Huawei has continued the design approach it started with the P20 family, with generally pleasing results. The Mate 20 Lite follows the iPhone X way of thinking, with a curvy metal frame sandwiched between twin glass surfaces.
It’s much bigger than the iPhone X, and is more like the new iPhone XS Max. Despite this it’s surprisingly easy to wield and lug around.
That can be put down to a few reasons. One is the edge-to-edge display, which removes a fair amount of the bezel for an 81% screen-to-body ratio. It still has a chin, but it’s pretty inconspicuous.
Another reason the Huawei Mate 20 Lite is so easy to handle is that it’s both skinny and relatively light.

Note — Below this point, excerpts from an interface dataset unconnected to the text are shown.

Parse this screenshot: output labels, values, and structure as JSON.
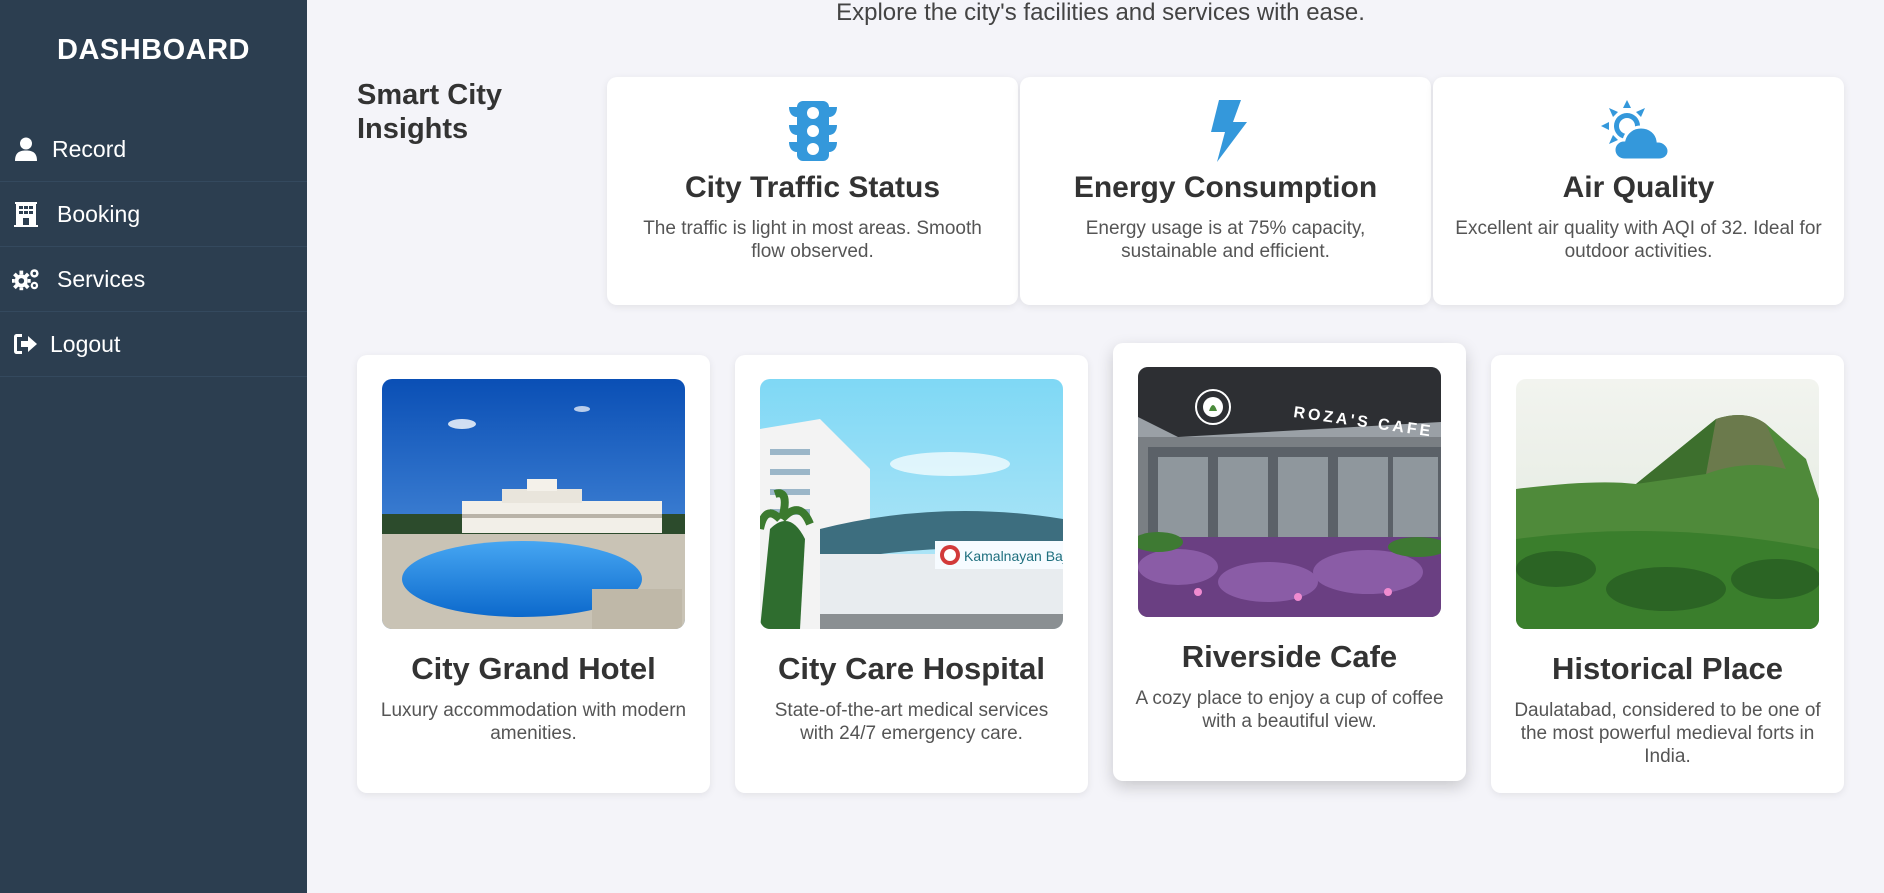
{
  "sidebar": {
    "title": "DASHBOARD",
    "items": [
      {
        "label": "Record",
        "icon": "user-icon"
      },
      {
        "label": "Booking",
        "icon": "building-icon"
      },
      {
        "label": "Services",
        "icon": "gears-icon"
      },
      {
        "label": "Logout",
        "icon": "sign-out-icon"
      }
    ]
  },
  "main": {
    "subtitle": "Explore the city's facilities and services with ease.",
    "insights_title": "Smart City Insights",
    "insights": [
      {
        "title": "City Traffic Status",
        "text": "The traffic is light in most areas. Smooth flow observed.",
        "icon": "traffic-light-icon"
      },
      {
        "title": "Energy Consumption",
        "text": "Energy usage is at 75% capacity, sustainable and efficient.",
        "icon": "bolt-icon"
      },
      {
        "title": "Air Quality",
        "text": "Excellent air quality with AQI of 32. Ideal for outdoor activities.",
        "icon": "cloud-sun-icon"
      }
    ],
    "places": [
      {
        "title": "City Grand Hotel",
        "text": "Luxury accommodation with modern amenities."
      },
      {
        "title": "City Care Hospital",
        "text": "State-of-the-art medical services with 24/7 emergency care.",
        "sign": "Kamalnayan Bajaj H"
      },
      {
        "title": "Riverside Cafe",
        "text": "A cozy place to enjoy a cup of coffee with a beautiful view.",
        "sign": "ROZA'S CAFE"
      },
      {
        "title": "Historical Place",
        "text": "Daulatabad, considered to be one of the most powerful medieval forts in India."
      }
    ]
  },
  "colors": {
    "sidebar": "#2c3e50",
    "accent": "#3498db",
    "background": "#f4f4f9"
  }
}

It’s just 7.6mm thick, and while 172g makes it a fair bit heavier than the 145g Huawei P20 Lite, it doesn’t really feel that way thanks to its greater surface area.
This is a phone you might want to put in a case, though. The screen edges are very exposed and prone to scuffing and chipping, as we discovered when the phone took the lightest of tumbles from literally a few inches off the ground during our photography process.
Of course, most modern phones have a similarly delicate disposition these days, and we don’t test every handset’s hardiness in this way. But we thought we’d note our experiences anyway.
The Mate 20 Lite’s power and volume buttons are well positioned, though one of them could use a little texture to differentiate it from the other. We have no qualms about the speedy fingerprint scanner’s positioning on the back, though, and it’s also nicely recessed to make it even easier to find.
It’s good to see both NFC and a headphone jack present and accounted for, too. Neither should be worthy of a mention in this way, but sadly both are these days.
You’d expect USB-C in a phone costing more than £300/$400, and Huawei doesn’t disappoint on that front either.
- Large and appealing 6.3-inch FHD+ screen
- Notch can optionally be hidden
We’ve mentioned the Huawei Mate 20 Lite display’s expansive dimensions, but we haven’t touched upon its quality. And that turns out to be one of the more pleasing parts of the package.
This 6.3-inch IPS LCD is very easy on the eye, with vivid yet reasonably accurate colors. It doesn’t get eye-searingly bright, but it was plenty bright enough for outdoor usage in our experience.
A resolution of 1080 x 2340 might not sound like much in a 6.3-inch display, but we didn’t find ourselves noticing distinct pixels at any point.
Put it this way: we moved directly from a Sony Xperia XZ2 Premium with its 4K HDR display, and it didn’t feel like a massively obvious step down. Let’s be clear that it was a big step down by any analytical metric, but in practical day to day use this screen is more than up to the task.
Part of that is down to the fact that the Mate 20 Lite's display dominates the front of the phone, with a stretched out 19.5:9 aspect ratio. Video content and apps still don’t really make use of this longer form factor, but games will generally fill out if you select the appropriate option when you first start them up.
If not, the display will round off quite pleasingly below the notch. Thanks to the sheer size of the screen this doesn’t feel as restrictive as it does on smaller phones (including the iPhone XS).
Of course, if you opt to hide the notch permanently in the settings menu, you’ll get that slightly off-black contrast either side. That’s inevitable with a non-OLED display such as this, where you simply can’t get the same deep blacks.